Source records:
· · · ·

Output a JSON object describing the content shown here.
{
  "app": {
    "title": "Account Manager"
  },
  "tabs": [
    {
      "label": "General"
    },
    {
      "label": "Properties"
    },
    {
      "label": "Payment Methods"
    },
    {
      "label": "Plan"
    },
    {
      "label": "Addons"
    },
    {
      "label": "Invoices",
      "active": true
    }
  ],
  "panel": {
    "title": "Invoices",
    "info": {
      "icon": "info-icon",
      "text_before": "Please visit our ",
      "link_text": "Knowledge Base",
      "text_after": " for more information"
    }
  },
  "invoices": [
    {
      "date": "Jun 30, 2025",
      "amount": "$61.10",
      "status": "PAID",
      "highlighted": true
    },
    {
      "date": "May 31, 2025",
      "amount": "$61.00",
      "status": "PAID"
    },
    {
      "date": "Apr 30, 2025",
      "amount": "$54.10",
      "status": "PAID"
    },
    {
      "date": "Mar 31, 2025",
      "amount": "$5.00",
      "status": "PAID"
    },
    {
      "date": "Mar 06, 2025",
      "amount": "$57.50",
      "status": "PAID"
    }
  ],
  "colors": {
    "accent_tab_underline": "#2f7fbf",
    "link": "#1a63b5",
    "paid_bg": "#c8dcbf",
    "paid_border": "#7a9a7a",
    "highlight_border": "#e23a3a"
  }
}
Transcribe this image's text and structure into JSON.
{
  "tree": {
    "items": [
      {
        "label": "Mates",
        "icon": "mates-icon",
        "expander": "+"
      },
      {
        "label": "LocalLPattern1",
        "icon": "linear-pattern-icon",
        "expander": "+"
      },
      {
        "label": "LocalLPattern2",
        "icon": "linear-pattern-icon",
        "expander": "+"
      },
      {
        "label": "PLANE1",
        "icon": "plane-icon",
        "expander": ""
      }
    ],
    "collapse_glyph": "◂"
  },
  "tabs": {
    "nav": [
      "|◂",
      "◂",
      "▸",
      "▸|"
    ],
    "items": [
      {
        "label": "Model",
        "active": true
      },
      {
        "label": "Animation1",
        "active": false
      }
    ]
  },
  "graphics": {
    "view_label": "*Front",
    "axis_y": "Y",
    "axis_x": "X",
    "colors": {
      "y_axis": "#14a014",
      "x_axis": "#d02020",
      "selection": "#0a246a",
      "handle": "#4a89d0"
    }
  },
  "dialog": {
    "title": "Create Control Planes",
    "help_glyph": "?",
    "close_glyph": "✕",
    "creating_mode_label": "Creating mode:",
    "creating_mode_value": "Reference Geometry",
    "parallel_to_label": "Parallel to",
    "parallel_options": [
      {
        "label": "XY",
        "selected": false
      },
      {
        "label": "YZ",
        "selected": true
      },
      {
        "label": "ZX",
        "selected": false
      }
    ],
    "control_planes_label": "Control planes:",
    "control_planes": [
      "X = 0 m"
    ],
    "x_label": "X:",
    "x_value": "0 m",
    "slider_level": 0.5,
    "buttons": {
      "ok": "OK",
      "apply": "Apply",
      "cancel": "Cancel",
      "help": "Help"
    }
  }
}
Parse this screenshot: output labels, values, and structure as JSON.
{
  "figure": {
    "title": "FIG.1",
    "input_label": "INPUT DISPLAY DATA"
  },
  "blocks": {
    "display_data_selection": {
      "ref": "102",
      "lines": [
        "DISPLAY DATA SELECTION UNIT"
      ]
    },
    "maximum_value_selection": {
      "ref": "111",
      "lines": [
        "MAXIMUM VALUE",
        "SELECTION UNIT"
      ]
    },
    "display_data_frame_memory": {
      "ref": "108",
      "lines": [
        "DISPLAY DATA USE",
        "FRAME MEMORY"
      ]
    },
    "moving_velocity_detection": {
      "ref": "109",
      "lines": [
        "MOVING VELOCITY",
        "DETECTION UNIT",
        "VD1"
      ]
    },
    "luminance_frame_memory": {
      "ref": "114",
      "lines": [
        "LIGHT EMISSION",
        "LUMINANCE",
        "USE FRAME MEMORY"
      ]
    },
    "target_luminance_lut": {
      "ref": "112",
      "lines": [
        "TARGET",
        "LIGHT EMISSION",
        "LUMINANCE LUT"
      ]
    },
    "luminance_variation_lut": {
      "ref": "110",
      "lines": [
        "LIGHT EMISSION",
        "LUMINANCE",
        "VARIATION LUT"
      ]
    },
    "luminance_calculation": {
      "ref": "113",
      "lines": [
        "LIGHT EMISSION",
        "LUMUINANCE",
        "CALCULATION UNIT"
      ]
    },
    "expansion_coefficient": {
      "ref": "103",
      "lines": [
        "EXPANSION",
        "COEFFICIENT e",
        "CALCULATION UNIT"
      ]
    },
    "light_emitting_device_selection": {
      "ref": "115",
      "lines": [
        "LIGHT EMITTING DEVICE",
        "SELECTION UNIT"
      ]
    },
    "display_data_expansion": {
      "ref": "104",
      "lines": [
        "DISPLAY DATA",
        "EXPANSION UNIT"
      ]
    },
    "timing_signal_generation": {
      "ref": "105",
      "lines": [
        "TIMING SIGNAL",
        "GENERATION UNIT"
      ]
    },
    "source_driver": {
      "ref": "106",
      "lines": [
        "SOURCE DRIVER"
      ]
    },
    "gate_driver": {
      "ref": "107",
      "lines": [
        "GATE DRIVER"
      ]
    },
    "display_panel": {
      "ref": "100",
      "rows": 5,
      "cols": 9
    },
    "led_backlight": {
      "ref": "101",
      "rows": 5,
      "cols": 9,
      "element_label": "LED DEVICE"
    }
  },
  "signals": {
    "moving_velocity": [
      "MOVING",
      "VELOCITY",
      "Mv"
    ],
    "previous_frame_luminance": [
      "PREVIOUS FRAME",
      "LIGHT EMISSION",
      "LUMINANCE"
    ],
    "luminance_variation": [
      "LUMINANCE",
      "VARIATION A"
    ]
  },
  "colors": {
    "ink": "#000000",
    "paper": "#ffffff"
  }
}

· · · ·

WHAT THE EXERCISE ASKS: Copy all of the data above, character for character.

RESULT OF THIS TASK:
Output a JSON object describing the content shown here.
{
  "app": {
    "title": "Account Manager"
  },
  "tabs": [
    {
      "label": "General"
    },
    {
      "label": "Properties"
    },
    {
      "label": "Payment Methods"
    },
    {
      "label": "Plan"
    },
    {
      "label": "Addons"
    },
    {
      "label": "Invoices",
      "active": true
    }
  ],
  "panel": {
    "title": "Invoices",
    "info": {
      "icon": "info-icon",
      "text_before": "Please visit our ",
      "link_text": "Knowledge Base",
      "text_after": " for more information"
    }
  },
  "invoices": [
    {
      "date": "Jun 30, 2025",
      "amount": "$61.10",
      "status": "PAID",
      "highlighted": true
    },
    {
      "date": "May 31, 2025",
      "amount": "$61.00",
      "status": "PAID"
    },
    {
      "date": "Apr 30, 2025",
      "amount": "$54.10",
      "status": "PAID"
    },
    {
      "date": "Mar 31, 2025",
      "amount": "$5.00",
      "status": "PAID"
    },
    {
      "date": "Mar 06, 2025",
      "amount": "$57.50",
      "status": "PAID"
    }
  ],
  "colors": {
    "accent_tab_underline": "#2f7fbf",
    "link": "#1a63b5",
    "paid_bg": "#c8dcbf",
    "paid_border": "#7a9a7a",
    "highlight_border": "#e23a3a"
  }
}
Transcribe this image's text and structure into JSON.
{
  "tree": {
    "items": [
      {
        "label": "Mates",
        "icon": "mates-icon",
        "expander": "+"
      },
      {
        "label": "LocalLPattern1",
        "icon": "linear-pattern-icon",
        "expander": "+"
      },
      {
        "label": "LocalLPattern2",
        "icon": "linear-pattern-icon",
        "expander": "+"
      },
      {
        "label": "PLANE1",
        "icon": "plane-icon",
        "expander": ""
      }
    ],
    "collapse_glyph": "◂"
  },
  "tabs": {
    "nav": [
      "|◂",
      "◂",
      "▸",
      "▸|"
    ],
    "items": [
      {
        "label": "Model",
        "active": true
      },
      {
        "label": "Animation1",
        "active": false
      }
    ]
  },
  "graphics": {
    "view_label": "*Front",
    "axis_y": "Y",
    "axis_x": "X",
    "colors": {
      "y_axis": "#14a014",
      "x_axis": "#d02020",
      "selection": "#0a246a",
      "handle": "#4a89d0"
    }
  },
  "dialog": {
    "title": "Create Control Planes",
    "help_glyph": "?",
    "close_glyph": "✕",
    "creating_mode_label": "Creating mode:",
    "creating_mode_value": "Reference Geometry",
    "parallel_to_label": "Parallel to",
    "parallel_options": [
      {
        "label": "XY",
        "selected": false
      },
      {
        "label": "YZ",
        "selected": true
      },
      {
        "label": "ZX",
        "selected": false
      }
    ],
    "control_planes_label": "Control planes:",
    "control_planes": [
      "X = 0 m"
    ],
    "x_label": "X:",
    "x_value": "0 m",
    "slider_level": 0.5,
    "buttons": {
      "ok": "OK",
      "apply": "Apply",
      "cancel": "Cancel",
      "help": "Help"
    }
  }
}
Parse this screenshot: output labels, values, and structure as JSON.
{
  "figure": {
    "title": "FIG.1",
    "input_label": "INPUT DISPLAY DATA"
  },
  "blocks": {
    "display_data_selection": {
      "ref": "102",
      "lines": [
        "DISPLAY DATA SELECTION UNIT"
      ]
    },
    "maximum_value_selection": {
      "ref": "111",
      "lines": [
        "MAXIMUM VALUE",
        "SELECTION UNIT"
      ]
    },
    "display_data_frame_memory": {
      "ref": "108",
      "lines": [
        "DISPLAY DATA USE",
        "FRAME MEMORY"
      ]
    },
    "moving_velocity_detection": {
      "ref": "109",
      "lines": [
        "MOVING VELOCITY",
        "DETECTION UNIT",
        "VD1"
      ]
    },
    "luminance_frame_memory": {
      "ref": "114",
      "lines": [
        "LIGHT EMISSION",
        "LUMINANCE",
        "USE FRAME MEMORY"
      ]
    },
    "target_luminance_lut": {
      "ref": "112",
      "lines": [
        "TARGET",
        "LIGHT EMISSION",
        "LUMINANCE LUT"
      ]
    },
    "luminance_variation_lut": {
      "ref": "110",
      "lines": [
        "LIGHT EMISSION",
        "LUMINANCE",
        "VARIATION LUT"
      ]
    },
    "luminance_calculation": {
      "ref": "113",
      "lines": [
        "LIGHT EMISSION",
        "LUMUINANCE",
        "CALCULATION UNIT"
      ]
    },
    "expansion_coefficient": {
      "ref": "103",
      "lines": [
        "EXPANSION",
        "COEFFICIENT e",
        "CALCULATION UNIT"
      ]
    },
    "light_emitting_device_selection": {
      "ref": "115",
      "lines": [
        "LIGHT EMITTING DEVICE",
        "SELECTION UNIT"
      ]
    },
    "display_data_expansion": {
      "ref": "104",
      "lines": [
        "DISPLAY DATA",
        "EXPANSION UNIT"
      ]
    },
    "timing_signal_generation": {
      "ref": "105",
      "lines": [
        "TIMING SIGNAL",
        "GENERATION UNIT"
      ]
    },
    "source_driver": {
      "ref": "106",
      "lines": [
        "SOURCE DRIVER"
      ]
    },
    "gate_driver": {
      "ref": "107",
      "lines": [
        "GATE DRIVER"
      ]
    },
    "display_panel": {
      "ref": "100",
      "rows": 5,
      "cols": 9
    },
    "led_backlight": {
      "ref": "101",
      "rows": 5,
      "cols": 9,
      "element_label": "LED DEVICE"
    }
  },
  "signals": {
    "moving_velocity": [
      "MOVING",
      "VELOCITY",
      "Mv"
    ],
    "previous_frame_luminance": [
      "PREVIOUS FRAME",
      "LIGHT EMISSION",
      "LUMINANCE"
    ],
    "luminance_variation": [
      "LUMINANCE",
      "VARIATION A"
    ]
  },
  "colors": {
    "ink": "#000000",
    "paper": "#ffffff"
  }
}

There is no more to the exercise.